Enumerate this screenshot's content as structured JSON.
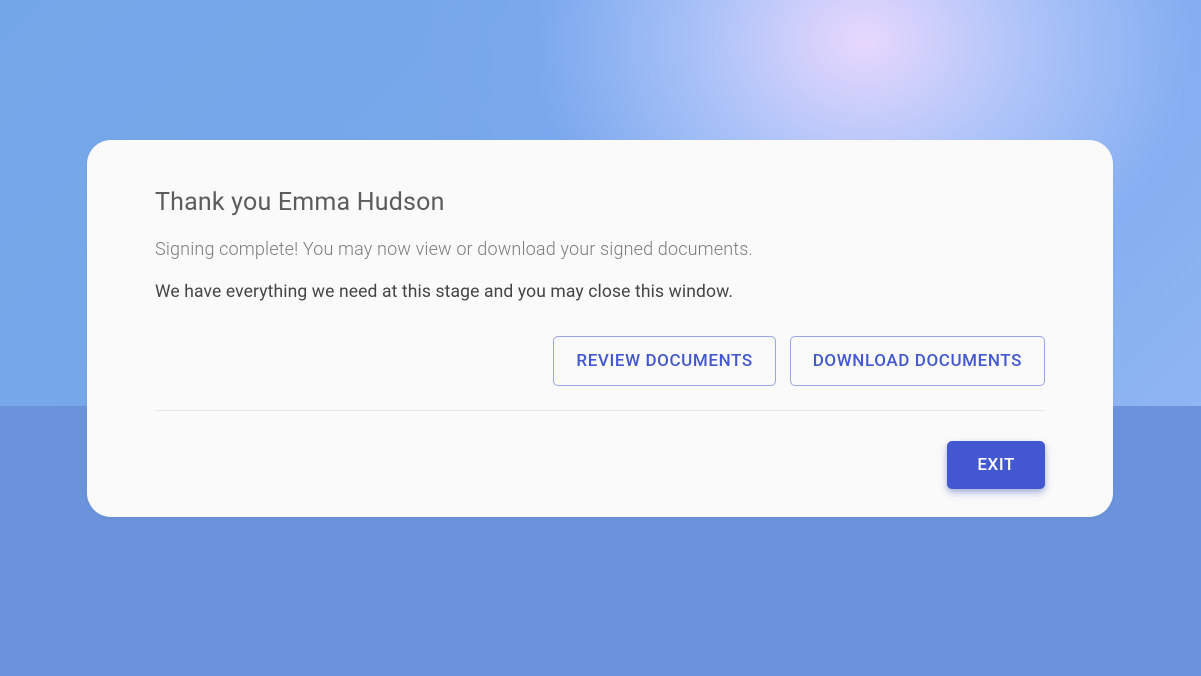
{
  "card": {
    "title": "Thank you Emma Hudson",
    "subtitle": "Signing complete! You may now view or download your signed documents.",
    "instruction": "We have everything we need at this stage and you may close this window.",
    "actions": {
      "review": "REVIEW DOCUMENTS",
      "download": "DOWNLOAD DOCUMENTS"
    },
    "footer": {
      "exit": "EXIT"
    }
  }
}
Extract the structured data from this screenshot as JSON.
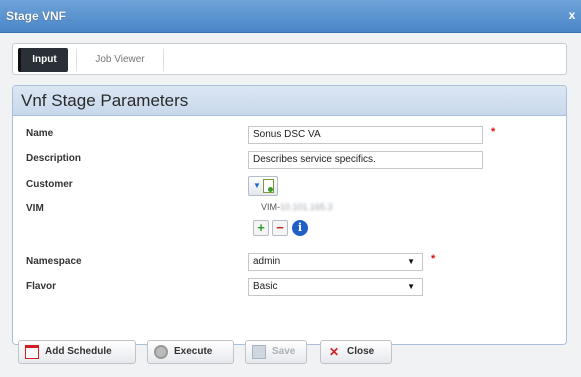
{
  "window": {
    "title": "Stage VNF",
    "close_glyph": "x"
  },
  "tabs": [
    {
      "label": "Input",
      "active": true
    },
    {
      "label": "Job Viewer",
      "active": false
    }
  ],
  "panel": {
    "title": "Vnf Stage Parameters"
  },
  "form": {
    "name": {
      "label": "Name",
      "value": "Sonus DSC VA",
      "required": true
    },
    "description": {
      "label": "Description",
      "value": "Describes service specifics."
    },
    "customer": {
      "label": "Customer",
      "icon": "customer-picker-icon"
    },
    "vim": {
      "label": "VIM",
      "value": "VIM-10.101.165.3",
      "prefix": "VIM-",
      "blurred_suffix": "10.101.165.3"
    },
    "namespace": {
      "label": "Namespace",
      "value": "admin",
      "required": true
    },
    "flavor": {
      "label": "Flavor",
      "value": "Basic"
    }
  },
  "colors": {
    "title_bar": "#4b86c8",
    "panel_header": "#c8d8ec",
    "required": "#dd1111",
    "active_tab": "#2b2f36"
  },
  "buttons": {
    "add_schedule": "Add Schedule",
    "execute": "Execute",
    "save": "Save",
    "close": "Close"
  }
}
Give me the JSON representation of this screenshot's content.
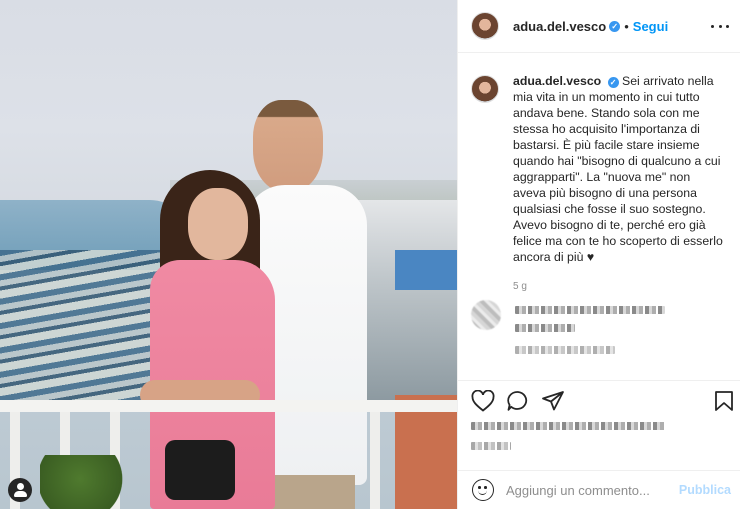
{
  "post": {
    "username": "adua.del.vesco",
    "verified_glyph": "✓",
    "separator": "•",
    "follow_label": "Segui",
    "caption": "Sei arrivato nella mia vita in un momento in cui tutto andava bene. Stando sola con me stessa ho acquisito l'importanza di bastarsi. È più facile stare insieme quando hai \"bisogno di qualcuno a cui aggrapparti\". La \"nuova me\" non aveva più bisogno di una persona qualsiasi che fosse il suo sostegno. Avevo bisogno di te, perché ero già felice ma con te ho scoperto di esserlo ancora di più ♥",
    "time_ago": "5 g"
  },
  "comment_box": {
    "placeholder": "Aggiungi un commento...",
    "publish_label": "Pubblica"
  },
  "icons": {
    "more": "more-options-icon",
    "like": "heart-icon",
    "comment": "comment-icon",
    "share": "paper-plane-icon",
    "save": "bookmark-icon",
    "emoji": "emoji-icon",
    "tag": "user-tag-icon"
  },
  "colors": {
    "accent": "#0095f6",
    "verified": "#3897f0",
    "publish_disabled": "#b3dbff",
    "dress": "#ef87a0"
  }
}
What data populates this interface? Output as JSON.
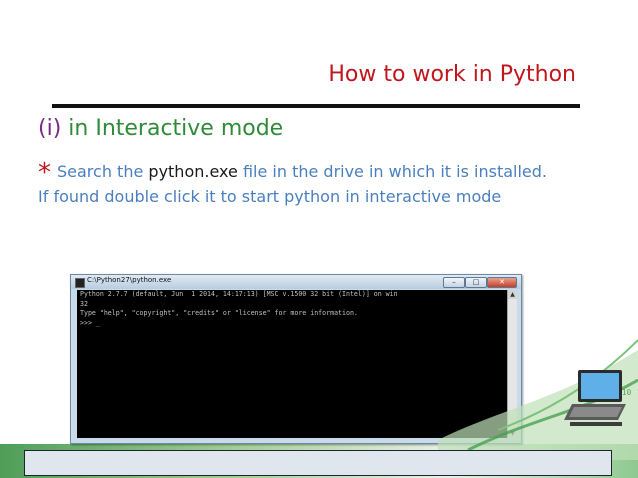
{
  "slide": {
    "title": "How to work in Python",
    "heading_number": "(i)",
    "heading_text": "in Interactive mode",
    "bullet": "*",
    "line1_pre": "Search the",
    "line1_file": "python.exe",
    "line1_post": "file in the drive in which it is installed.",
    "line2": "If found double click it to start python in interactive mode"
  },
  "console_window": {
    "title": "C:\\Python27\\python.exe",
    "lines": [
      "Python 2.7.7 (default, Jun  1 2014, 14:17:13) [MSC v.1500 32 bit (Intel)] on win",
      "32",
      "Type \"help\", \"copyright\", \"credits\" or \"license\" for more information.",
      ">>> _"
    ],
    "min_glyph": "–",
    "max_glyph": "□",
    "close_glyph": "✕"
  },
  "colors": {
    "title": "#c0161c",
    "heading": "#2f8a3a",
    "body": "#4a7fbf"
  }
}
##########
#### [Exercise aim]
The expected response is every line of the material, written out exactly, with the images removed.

#### [Response]
Enumerate this screenshot's content as structured JSON.
{
  "card": {
    "title": "Thank you Emma Hudson",
    "subtitle": "Signing complete! You may now view or download your signed documents.",
    "instruction": "We have everything we need at this stage and you may close this window.",
    "actions": {
      "review": "REVIEW DOCUMENTS",
      "download": "DOWNLOAD DOCUMENTS"
    },
    "footer": {
      "exit": "EXIT"
    }
  }
}
Extract the structured data from this screenshot as JSON.
{
  "window": {
    "title": "Stage VNF",
    "close_glyph": "x"
  },
  "tabs": [
    {
      "label": "Input",
      "active": true
    },
    {
      "label": "Job Viewer",
      "active": false
    }
  ],
  "panel": {
    "title": "Vnf Stage Parameters"
  },
  "form": {
    "name": {
      "label": "Name",
      "value": "Sonus DSC VA",
      "required": true
    },
    "description": {
      "label": "Description",
      "value": "Describes service specifics."
    },
    "customer": {
      "label": "Customer",
      "icon": "customer-picker-icon"
    },
    "vim": {
      "label": "VIM",
      "value": "VIM-10.101.165.3",
      "prefix": "VIM-",
      "blurred_suffix": "10.101.165.3"
    },
    "namespace": {
      "label": "Namespace",
      "value": "admin",
      "required": true
    },
    "flavor": {
      "label": "Flavor",
      "value": "Basic"
    }
  },
  "colors": {
    "title_bar": "#4b86c8",
    "panel_header": "#c8d8ec",
    "required": "#dd1111",
    "active_tab": "#2b2f36"
  },
  "buttons": {
    "add_schedule": "Add Schedule",
    "execute": "Execute",
    "save": "Save",
    "close": "Close"
  }
}
Give me the JSON representation of this screenshot's content.
{
  "post": {
    "username": "adua.del.vesco",
    "verified_glyph": "✓",
    "separator": "•",
    "follow_label": "Segui",
    "caption": "Sei arrivato nella mia vita in un momento in cui tutto andava bene. Stando sola con me stessa ho acquisito l'importanza di bastarsi. È più facile stare insieme quando hai \"bisogno di qualcuno a cui aggrapparti\". La \"nuova me\" non aveva più bisogno di una persona qualsiasi che fosse il suo sostegno. Avevo bisogno di te, perché ero già felice ma con te ho scoperto di esserlo ancora di più ♥",
    "time_ago": "5 g"
  },
  "comment_box": {
    "placeholder": "Aggiungi un commento...",
    "publish_label": "Pubblica"
  },
  "icons": {
    "more": "more-options-icon",
    "like": "heart-icon",
    "comment": "comment-icon",
    "share": "paper-plane-icon",
    "save": "bookmark-icon",
    "emoji": "emoji-icon",
    "tag": "user-tag-icon"
  },
  "colors": {
    "accent": "#0095f6",
    "verified": "#3897f0",
    "publish_disabled": "#b3dbff",
    "dress": "#ef87a0"
  }
}
What data populates this interface? Output as JSON.
{
  "slide": {
    "title": "How to work in Python",
    "heading_number": "(i)",
    "heading_text": "in Interactive mode",
    "bullet": "*",
    "line1_pre": "Search the",
    "line1_file": "python.exe",
    "line1_post": "file in the drive in which it is installed.",
    "line2": "If found double click it to start python in interactive mode"
  },
  "console_window": {
    "title": "C:\\Python27\\python.exe",
    "lines": [
      "Python 2.7.7 (default, Jun  1 2014, 14:17:13) [MSC v.1500 32 bit (Intel)] on win",
      "32",
      "Type \"help\", \"copyright\", \"credits\" or \"license\" for more information.",
      ">>> _"
    ],
    "min_glyph": "–",
    "max_glyph": "□",
    "close_glyph": "✕"
  },
  "colors": {
    "title": "#c0161c",
    "heading": "#2f8a3a",
    "body": "#4a7fbf"
  }
}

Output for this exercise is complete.